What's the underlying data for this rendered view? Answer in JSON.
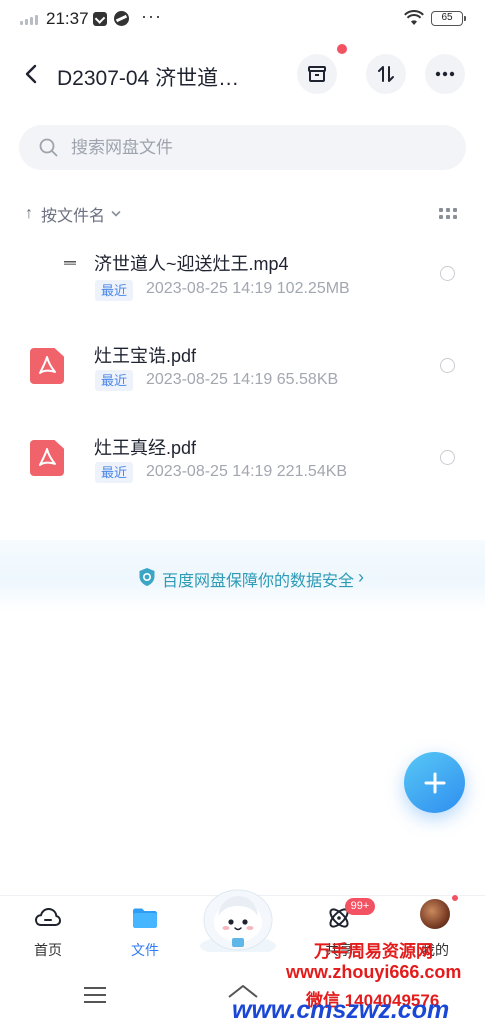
{
  "status_bar": {
    "time": "21:37",
    "more": "···",
    "battery": "65"
  },
  "header": {
    "title": "D2307-04 济世道…"
  },
  "search": {
    "placeholder": "搜索网盘文件"
  },
  "sort": {
    "label": "按文件名",
    "arrow": "↑"
  },
  "files": [
    {
      "name": "济世道人~迎送灶王.mp4",
      "badge": "最近",
      "meta": "2023-08-25  14:19  102.25MB",
      "type": "video"
    },
    {
      "name": "灶王宝诰.pdf",
      "badge": "最近",
      "meta": "2023-08-25  14:19  65.58KB",
      "type": "pdf"
    },
    {
      "name": "灶王真经.pdf",
      "badge": "最近",
      "meta": "2023-08-25  14:19  221.54KB",
      "type": "pdf"
    }
  ],
  "safety_banner": {
    "text": "百度网盘保障你的数据安全",
    "chevron": "›"
  },
  "bottom_nav": {
    "items": [
      {
        "label": "首页"
      },
      {
        "label": "文件"
      },
      {
        "label": "共享"
      },
      {
        "label": "我的"
      }
    ],
    "share_badge": "99+"
  },
  "watermark": {
    "line1": "万手周易资源网",
    "line2": "www.zhouyi666.com",
    "line3": "微信 1404049576",
    "line4": "www.cmszwz.com"
  },
  "colors": {
    "accent": "#2f7cf6",
    "pdf": "#f0636b",
    "alert": "#f25262",
    "safety": "#2e9bb6"
  }
}
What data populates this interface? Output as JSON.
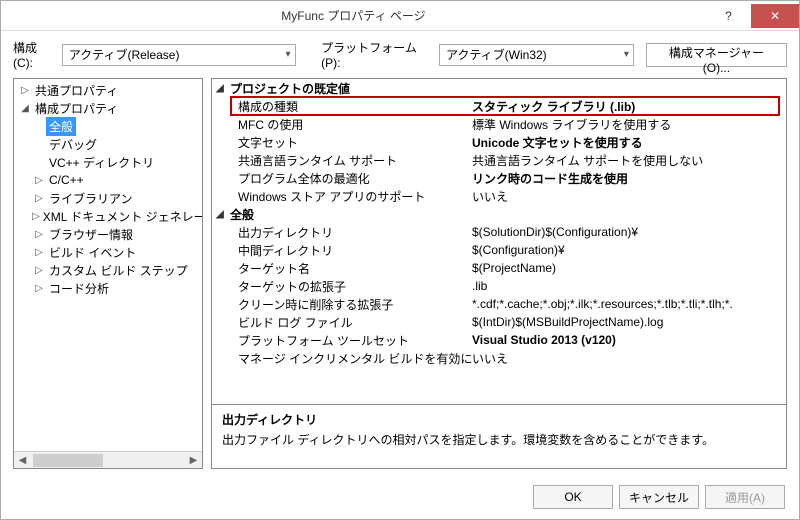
{
  "window": {
    "title": "MyFunc プロパティ ページ"
  },
  "config": {
    "config_label": "構成(C):",
    "config_value": "アクティブ(Release)",
    "platform_label": "プラットフォーム(P):",
    "platform_value": "アクティブ(Win32)",
    "manager_btn": "構成マネージャー(O)..."
  },
  "tree": {
    "items": [
      {
        "label": "共通プロパティ",
        "level": 0,
        "expander": "▷"
      },
      {
        "label": "構成プロパティ",
        "level": 0,
        "expander": "◢"
      },
      {
        "label": "全般",
        "level": 1,
        "selected": true
      },
      {
        "label": "デバッグ",
        "level": 1
      },
      {
        "label": "VC++ ディレクトリ",
        "level": 1
      },
      {
        "label": "C/C++",
        "level": 1,
        "expander": "▷"
      },
      {
        "label": "ライブラリアン",
        "level": 1,
        "expander": "▷"
      },
      {
        "label": "XML ドキュメント ジェネレーター",
        "level": 1,
        "expander": "▷"
      },
      {
        "label": "ブラウザー情報",
        "level": 1,
        "expander": "▷"
      },
      {
        "label": "ビルド イベント",
        "level": 1,
        "expander": "▷"
      },
      {
        "label": "カスタム ビルド ステップ",
        "level": 1,
        "expander": "▷"
      },
      {
        "label": "コード分析",
        "level": 1,
        "expander": "▷"
      }
    ]
  },
  "groups": [
    {
      "header": "プロジェクトの既定値",
      "rows": [
        {
          "name": "構成の種類",
          "value": "スタティック ライブラリ (.lib)",
          "bold": true,
          "highlight": true
        },
        {
          "name": "MFC の使用",
          "value": "標準 Windows ライブラリを使用する"
        },
        {
          "name": "文字セット",
          "value": "Unicode 文字セットを使用する",
          "bold": true
        },
        {
          "name": "共通言語ランタイム サポート",
          "value": "共通言語ランタイム サポートを使用しない"
        },
        {
          "name": "プログラム全体の最適化",
          "value": "リンク時のコード生成を使用",
          "bold": true
        },
        {
          "name": "Windows ストア アプリのサポート",
          "value": "いいえ"
        }
      ]
    },
    {
      "header": "全般",
      "rows": [
        {
          "name": "出力ディレクトリ",
          "value": "$(SolutionDir)$(Configuration)¥"
        },
        {
          "name": "中間ディレクトリ",
          "value": "$(Configuration)¥"
        },
        {
          "name": "ターゲット名",
          "value": "$(ProjectName)"
        },
        {
          "name": "ターゲットの拡張子",
          "value": ".lib"
        },
        {
          "name": "クリーン時に削除する拡張子",
          "value": "*.cdf;*.cache;*.obj;*.ilk;*.resources;*.tlb;*.tli;*.tlh;*."
        },
        {
          "name": "ビルド ログ ファイル",
          "value": "$(IntDir)$(MSBuildProjectName).log"
        },
        {
          "name": "プラットフォーム ツールセット",
          "value": "Visual Studio 2013 (v120)",
          "bold": true
        },
        {
          "name": "マネージ インクリメンタル ビルドを有効にする",
          "value": "いいえ"
        }
      ]
    }
  ],
  "desc": {
    "title": "出力ディレクトリ",
    "text": "出力ファイル ディレクトリへの相対パスを指定します。環境変数を含めることができます。"
  },
  "buttons": {
    "ok": "OK",
    "cancel": "キャンセル",
    "apply": "適用(A)"
  }
}
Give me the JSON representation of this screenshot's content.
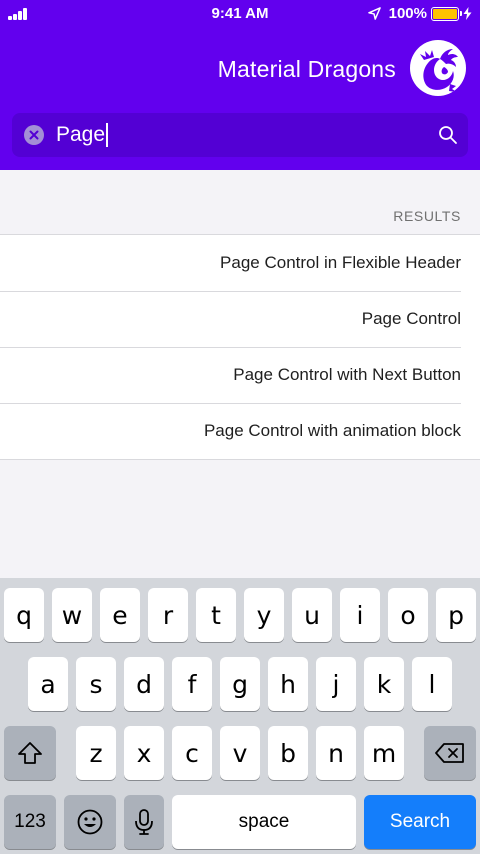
{
  "status_bar": {
    "time": "9:41 AM",
    "battery_percent": "100%",
    "battery_level": 1.0,
    "battery_color": "#ffc400"
  },
  "header": {
    "title": "Material Dragons",
    "logo_icon": "dragon-logo-icon",
    "background_color": "#6200ee"
  },
  "search": {
    "query": "Page",
    "clear_icon": "clear-icon",
    "search_icon": "search-icon"
  },
  "results": {
    "section_title": "RESULTS",
    "items": [
      {
        "label": "Page Control in Flexible Header"
      },
      {
        "label": "Page Control"
      },
      {
        "label": "Page Control with Next Button"
      },
      {
        "label": "Page Control with animation block"
      }
    ]
  },
  "keyboard": {
    "row1": [
      "q",
      "w",
      "e",
      "r",
      "t",
      "y",
      "u",
      "i",
      "o",
      "p"
    ],
    "row2": [
      "a",
      "s",
      "d",
      "f",
      "g",
      "h",
      "j",
      "k",
      "l"
    ],
    "row3": [
      "z",
      "x",
      "c",
      "v",
      "b",
      "n",
      "m"
    ],
    "numbers_label": "123",
    "space_label": "space",
    "search_label": "Search",
    "shift_icon": "shift-icon",
    "backspace_icon": "backspace-icon",
    "emoji_icon": "emoji-icon",
    "mic_icon": "microphone-icon",
    "search_key_color": "#147efb"
  }
}
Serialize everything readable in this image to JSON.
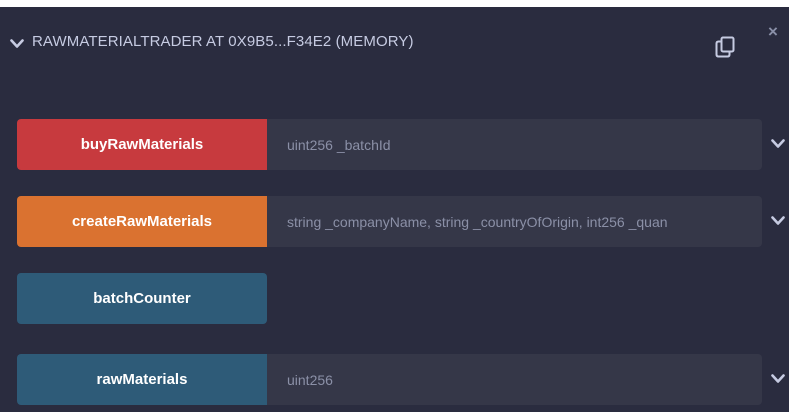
{
  "header": {
    "title": "RAWMATERIALTRADER AT 0X9B5...F34E2 (MEMORY)",
    "close_glyph": "×"
  },
  "functions": [
    {
      "label": "buyRawMaterials",
      "placeholder": "uint256 _batchId",
      "color": "#c73a3e"
    },
    {
      "label": "createRawMaterials",
      "placeholder": "string _companyName, string _countryOfOrigin, int256 _quan",
      "color": "#da7230"
    },
    {
      "label": "batchCounter",
      "color": "#2e5b78"
    },
    {
      "label": "rawMaterials",
      "placeholder": "uint256",
      "color": "#2e5b78"
    }
  ],
  "icons": {
    "header_chevron": "chevron-down-icon",
    "copy": "copy-icon",
    "close": "close-icon"
  },
  "colors": {
    "panel_bg": "#2a2c3f",
    "input_bg": "#353748",
    "text": "#c6cbe2"
  }
}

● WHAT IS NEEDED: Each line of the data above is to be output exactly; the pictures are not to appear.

● EXERCISE RESPONSE:
What's the underlying data for this rendered view? Answer in JSON.
{
  "status_bar": {
    "time": "21:37",
    "more": "···",
    "battery": "65"
  },
  "header": {
    "title": "D2307-04 济世道…"
  },
  "search": {
    "placeholder": "搜索网盘文件"
  },
  "sort": {
    "label": "按文件名",
    "arrow": "↑"
  },
  "files": [
    {
      "name": "济世道人~迎送灶王.mp4",
      "badge": "最近",
      "meta": "2023-08-25  14:19  102.25MB",
      "type": "video"
    },
    {
      "name": "灶王宝诰.pdf",
      "badge": "最近",
      "meta": "2023-08-25  14:19  65.58KB",
      "type": "pdf"
    },
    {
      "name": "灶王真经.pdf",
      "badge": "最近",
      "meta": "2023-08-25  14:19  221.54KB",
      "type": "pdf"
    }
  ],
  "safety_banner": {
    "text": "百度网盘保障你的数据安全",
    "chevron": "›"
  },
  "bottom_nav": {
    "items": [
      {
        "label": "首页"
      },
      {
        "label": "文件"
      },
      {
        "label": "共享"
      },
      {
        "label": "我的"
      }
    ],
    "share_badge": "99+"
  },
  "watermark": {
    "line1": "万手周易资源网",
    "line2": "www.zhouyi666.com",
    "line3": "微信 1404049576",
    "line4": "www.cmszwz.com"
  },
  "colors": {
    "accent": "#2f7cf6",
    "pdf": "#f0636b",
    "alert": "#f25262",
    "safety": "#2e9bb6"
  }
}
What data populates this interface? Output as JSON.
{
  "window": {
    "title": "MyFunc プロパティ ページ"
  },
  "config": {
    "config_label": "構成(C):",
    "config_value": "アクティブ(Release)",
    "platform_label": "プラットフォーム(P):",
    "platform_value": "アクティブ(Win32)",
    "manager_btn": "構成マネージャー(O)..."
  },
  "tree": {
    "items": [
      {
        "label": "共通プロパティ",
        "level": 0,
        "expander": "▷"
      },
      {
        "label": "構成プロパティ",
        "level": 0,
        "expander": "◢"
      },
      {
        "label": "全般",
        "level": 1,
        "selected": true
      },
      {
        "label": "デバッグ",
        "level": 1
      },
      {
        "label": "VC++ ディレクトリ",
        "level": 1
      },
      {
        "label": "C/C++",
        "level": 1,
        "expander": "▷"
      },
      {
        "label": "ライブラリアン",
        "level": 1,
        "expander": "▷"
      },
      {
        "label": "XML ドキュメント ジェネレーター",
        "level": 1,
        "expander": "▷"
      },
      {
        "label": "ブラウザー情報",
        "level": 1,
        "expander": "▷"
      },
      {
        "label": "ビルド イベント",
        "level": 1,
        "expander": "▷"
      },
      {
        "label": "カスタム ビルド ステップ",
        "level": 1,
        "expander": "▷"
      },
      {
        "label": "コード分析",
        "level": 1,
        "expander": "▷"
      }
    ]
  },
  "groups": [
    {
      "header": "プロジェクトの既定値",
      "rows": [
        {
          "name": "構成の種類",
          "value": "スタティック ライブラリ (.lib)",
          "bold": true,
          "highlight": true
        },
        {
          "name": "MFC の使用",
          "value": "標準 Windows ライブラリを使用する"
        },
        {
          "name": "文字セット",
          "value": "Unicode 文字セットを使用する",
          "bold": true
        },
        {
          "name": "共通言語ランタイム サポート",
          "value": "共通言語ランタイム サポートを使用しない"
        },
        {
          "name": "プログラム全体の最適化",
          "value": "リンク時のコード生成を使用",
          "bold": true
        },
        {
          "name": "Windows ストア アプリのサポート",
          "value": "いいえ"
        }
      ]
    },
    {
      "header": "全般",
      "rows": [
        {
          "name": "出力ディレクトリ",
          "value": "$(SolutionDir)$(Configuration)¥"
        },
        {
          "name": "中間ディレクトリ",
          "value": "$(Configuration)¥"
        },
        {
          "name": "ターゲット名",
          "value": "$(ProjectName)"
        },
        {
          "name": "ターゲットの拡張子",
          "value": ".lib"
        },
        {
          "name": "クリーン時に削除する拡張子",
          "value": "*.cdf;*.cache;*.obj;*.ilk;*.resources;*.tlb;*.tli;*.tlh;*."
        },
        {
          "name": "ビルド ログ ファイル",
          "value": "$(IntDir)$(MSBuildProjectName).log"
        },
        {
          "name": "プラットフォーム ツールセット",
          "value": "Visual Studio 2013 (v120)",
          "bold": true
        },
        {
          "name": "マネージ インクリメンタル ビルドを有効にする",
          "value": "いいえ"
        }
      ]
    }
  ],
  "desc": {
    "title": "出力ディレクトリ",
    "text": "出力ファイル ディレクトリへの相対パスを指定します。環境変数を含めることができます。"
  },
  "buttons": {
    "ok": "OK",
    "cancel": "キャンセル",
    "apply": "適用(A)"
  }
}
Give me the JSON representation of this screenshot's content.
{
  "status_bar": {
    "time": "9:41 AM",
    "battery_percent": "100%",
    "battery_level": 1.0,
    "battery_color": "#ffc400"
  },
  "header": {
    "title": "Material Dragons",
    "logo_icon": "dragon-logo-icon",
    "background_color": "#6200ee"
  },
  "search": {
    "query": "Page",
    "clear_icon": "clear-icon",
    "search_icon": "search-icon"
  },
  "results": {
    "section_title": "RESULTS",
    "items": [
      {
        "label": "Page Control in Flexible Header"
      },
      {
        "label": "Page Control"
      },
      {
        "label": "Page Control with Next Button"
      },
      {
        "label": "Page Control with animation block"
      }
    ]
  },
  "keyboard": {
    "row1": [
      "q",
      "w",
      "e",
      "r",
      "t",
      "y",
      "u",
      "i",
      "o",
      "p"
    ],
    "row2": [
      "a",
      "s",
      "d",
      "f",
      "g",
      "h",
      "j",
      "k",
      "l"
    ],
    "row3": [
      "z",
      "x",
      "c",
      "v",
      "b",
      "n",
      "m"
    ],
    "numbers_label": "123",
    "space_label": "space",
    "search_label": "Search",
    "shift_icon": "shift-icon",
    "backspace_icon": "backspace-icon",
    "emoji_icon": "emoji-icon",
    "mic_icon": "microphone-icon",
    "search_key_color": "#147efb"
  }
}
Serialize everything readable in this image to JSON.
{
  "header": {
    "title": "RAWMATERIALTRADER AT 0X9B5...F34E2 (MEMORY)",
    "close_glyph": "×"
  },
  "functions": [
    {
      "label": "buyRawMaterials",
      "placeholder": "uint256 _batchId",
      "color": "#c73a3e"
    },
    {
      "label": "createRawMaterials",
      "placeholder": "string _companyName, string _countryOfOrigin, int256 _quan",
      "color": "#da7230"
    },
    {
      "label": "batchCounter",
      "color": "#2e5b78"
    },
    {
      "label": "rawMaterials",
      "placeholder": "uint256",
      "color": "#2e5b78"
    }
  ],
  "icons": {
    "header_chevron": "chevron-down-icon",
    "copy": "copy-icon",
    "close": "close-icon"
  },
  "colors": {
    "panel_bg": "#2a2c3f",
    "input_bg": "#353748",
    "text": "#c6cbe2"
  }
}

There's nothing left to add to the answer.